|US7878250||Feb 1, 2011||Fisher-Rosemount Systems, Inc.||System and method for automating or metering fluid recovered at a well|
|US8125405||May 11, 2007||Feb 28, 2012||Fisher-Rosemount Systems, Inc.||Wearable computer in a process control environment|
|US8184562||May 22, 2012||Fisher-Rosemount Systems, Inc.||Process control system having dual wireless communication links|
|US9298176||Jan 17, 2012||Mar 29, 2016||Fisher-Rosemount Systems, Inc.||Compensating for setpoint changes in a non-periodically updated controller|
|US20030043052 *||Mar 8, 2001||Mar 6, 2003||Fisher-Rosemount Systems, Inc.||Apparatus for providing redundant wireless access to field devices in a distributed control system|
|US20040090994 *||Jun 29, 2001||May 13, 2004||Lockridge Terry Wayne||Multi-media jitter removal in an asynchronous digital home network|
|US20050047330 *||Oct 8, 2004||Mar 3, 2005||Fisher-Rosemount System, Inc.||Wireless transceiver pair disposed within a process control system|
|US20050047331 *||Oct 8, 2004||Mar 3, 2005||Fisher-Rosemount Systems, Inc.||Process control system devices with dual hardwired and wireless communication ports|
|US20050049727 *||Oct 7, 2004||Mar 3, 2005||Fisher-Rosemount Systems, Inc.||Wireless communications within a process control system using a bus protocol|
|US20050076151 *||Oct 8, 2004||Apr 7, 2005||Fisher-Rosemount Systems, Inc.||Wireless bridge device within a process control system|
|US20050174484 *||Jul 21, 2004||Aug 11, 2005||Gemstar Development Corporation||Method and apparatus for displaying textual or graphic data on the screen of television receivers|
|US20060032533 *||Sep 22, 2005||Feb 16, 2006||Fisher-Rosemount Systems, Inc.||System and method for automating or metering fluid recovered at a well|
|US20070210983 *||May 11, 2007||Sep 13, 2007||Fisher-Rosemount Systems, Inc.||Wearable Computer in a Process Control Environment|
|US20100074156 *||Nov 24, 2009||Mar 25, 2010||Fisher-Rosemount Systems, Inc.||Process Control System Using Wireless Communication Links|
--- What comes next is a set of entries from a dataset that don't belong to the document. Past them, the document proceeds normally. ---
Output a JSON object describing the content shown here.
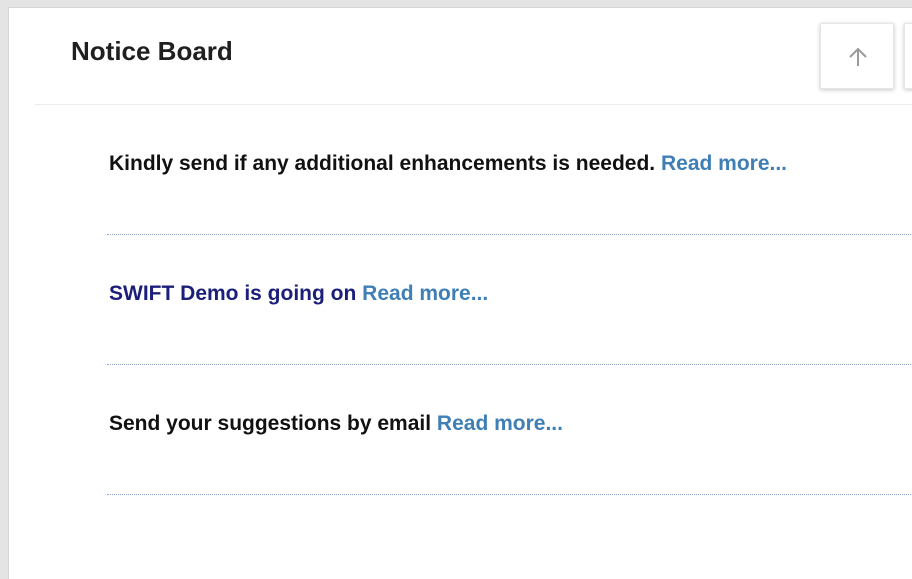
{
  "notice_board": {
    "title": "Notice Board",
    "buttons": {
      "up_icon": "arrow-up-icon",
      "next_icon": "next-button-icon"
    },
    "notices": [
      {
        "message": "Kindly send if any additional enhancements is needed.",
        "link": "Read more...",
        "color": "#111111"
      },
      {
        "message": "SWIFT Demo is going on",
        "link": "Read more...",
        "color": "#1b1f7a"
      },
      {
        "message": "Send your suggestions by email",
        "link": "Read more...",
        "color": "#111111"
      }
    ],
    "colors": {
      "link": "#3f7fb5",
      "divider": "#8fa3c4"
    }
  }
}
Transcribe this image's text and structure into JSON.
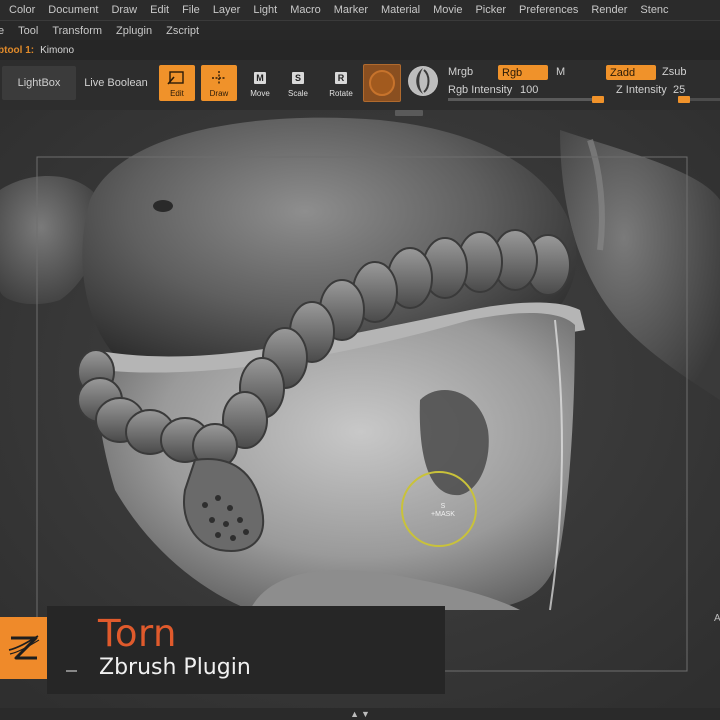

|EP0762684A2 *||Aug 12, 1996||Mar 12, 1997||Sony Corporation||Data transmission method for digital audio signals|
|U.S. Classification||370/282, 370/366, 370/536, 370/463|
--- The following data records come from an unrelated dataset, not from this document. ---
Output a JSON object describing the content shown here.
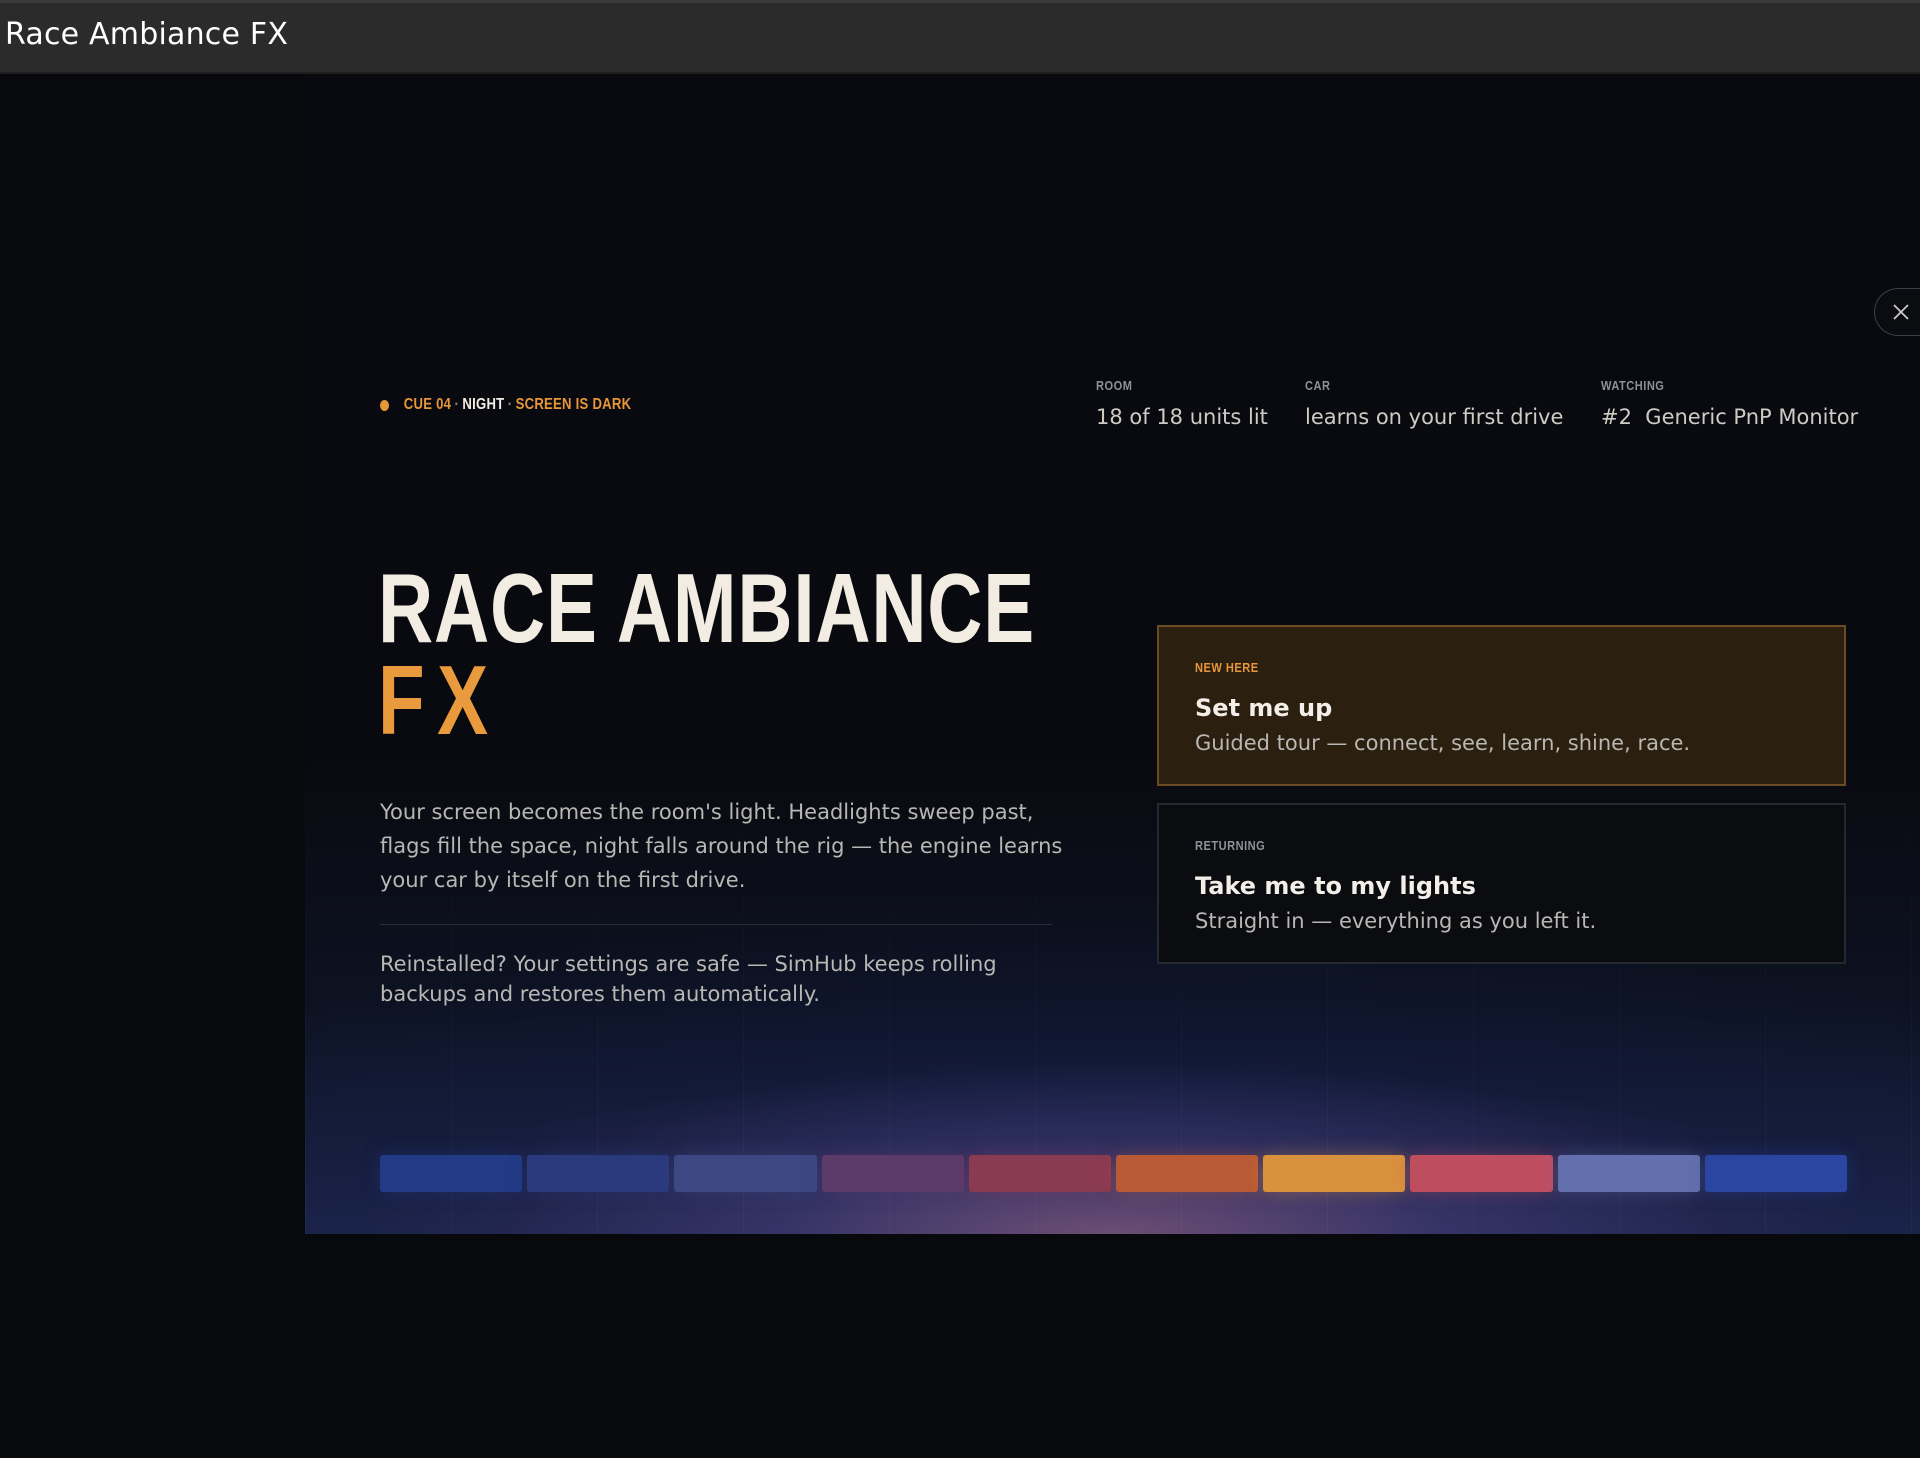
{
  "window": {
    "title": "Race Ambiance FX"
  },
  "cue": {
    "code": "CUE 04",
    "mode": "NIGHT",
    "status": "SCREEN IS DARK",
    "separator": "·"
  },
  "stats": [
    {
      "label": "ROOM",
      "value": "18 of 18 units lit"
    },
    {
      "label": "CAR",
      "value": "learns on your first drive"
    },
    {
      "label": "WATCHING",
      "value": "#2  Generic PnP Monitor"
    }
  ],
  "hero": {
    "line1": "RACE AMBIANCE",
    "line2": "FX"
  },
  "intro": "Your screen becomes the room's light. Headlights sweep past, flags fill the space, night falls around the rig — the engine learns your car by itself on the first drive.",
  "reinstall": "Reinstalled? Your settings are safe — SimHub keeps rolling backups and restores them automatically.",
  "cards": {
    "setup": {
      "eyebrow": "NEW HERE",
      "title": "Set me up",
      "subtitle": "Guided tour — connect, see, learn, shine, race."
    },
    "lights": {
      "eyebrow": "RETURNING",
      "title": "Take me to my lights",
      "subtitle": "Straight in — everything as you left it."
    }
  },
  "icons": {
    "close": "close-icon",
    "status_dot": "status-dot-icon"
  },
  "colors": {
    "accent": "#e8963a",
    "swatches": [
      "#233a86",
      "#2b3a7c",
      "#3d4882",
      "#5c3b6a",
      "#8a3a52",
      "#b95a36",
      "#d9913e",
      "#bf4d60",
      "#6470ad",
      "#2a46a0"
    ]
  }
}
|Aug 10, 1989||AS||Assignment|
Owner name: DIGITAL AUDIO DISC CORPORATION, INDIANA
Free format text: ASSIGNMENT OF ASSIGNORS INTEREST.;ASSIGNOR:MITCHELL, MICHAEL L.;REEL/FRAME:005176/0037
Effective date: 19890810
|Mar 21, 1996||FPAY||Fee payment|
Year of fee payment: 4
|Mar 21, 2000||FPAY||Fee payment|
Year of fee payment: 8
|Mar 22, 2004||FPAY||Fee payment|
Year of fee payment: 12